>>>

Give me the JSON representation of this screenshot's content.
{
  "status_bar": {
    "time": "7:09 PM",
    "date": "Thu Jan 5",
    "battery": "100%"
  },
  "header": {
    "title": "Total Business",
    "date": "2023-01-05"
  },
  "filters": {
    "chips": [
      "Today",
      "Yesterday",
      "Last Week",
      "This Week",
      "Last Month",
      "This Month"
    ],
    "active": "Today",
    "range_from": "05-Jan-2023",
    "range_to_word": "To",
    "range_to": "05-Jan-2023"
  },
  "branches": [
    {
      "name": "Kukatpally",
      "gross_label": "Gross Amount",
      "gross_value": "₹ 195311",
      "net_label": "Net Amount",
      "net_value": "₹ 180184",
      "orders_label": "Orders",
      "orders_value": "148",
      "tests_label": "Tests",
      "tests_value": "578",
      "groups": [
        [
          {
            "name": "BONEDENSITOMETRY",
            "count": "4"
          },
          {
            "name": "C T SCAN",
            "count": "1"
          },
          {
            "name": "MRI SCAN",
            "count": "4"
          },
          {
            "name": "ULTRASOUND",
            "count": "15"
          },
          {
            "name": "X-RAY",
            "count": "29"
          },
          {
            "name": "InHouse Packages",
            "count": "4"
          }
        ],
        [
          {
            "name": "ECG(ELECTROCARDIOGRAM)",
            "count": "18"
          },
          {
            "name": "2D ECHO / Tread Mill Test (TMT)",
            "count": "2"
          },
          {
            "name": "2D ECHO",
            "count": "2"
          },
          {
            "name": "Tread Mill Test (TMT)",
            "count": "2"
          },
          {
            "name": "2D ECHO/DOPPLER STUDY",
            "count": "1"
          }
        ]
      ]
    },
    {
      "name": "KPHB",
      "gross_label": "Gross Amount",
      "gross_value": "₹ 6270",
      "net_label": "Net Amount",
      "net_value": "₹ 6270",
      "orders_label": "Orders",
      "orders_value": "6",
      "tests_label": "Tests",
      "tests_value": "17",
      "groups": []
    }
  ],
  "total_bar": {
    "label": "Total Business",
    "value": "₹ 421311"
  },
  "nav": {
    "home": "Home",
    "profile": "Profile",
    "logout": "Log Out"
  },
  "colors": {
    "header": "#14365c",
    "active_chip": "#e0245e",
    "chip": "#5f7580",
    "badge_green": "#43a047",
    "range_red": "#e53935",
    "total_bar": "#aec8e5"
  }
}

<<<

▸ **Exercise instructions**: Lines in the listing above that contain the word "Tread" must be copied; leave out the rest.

▸ **Task result**:
            "name": "2D ECHO / Tread Mill Test (TMT)",
            "name": "Tread Mill Test (TMT)",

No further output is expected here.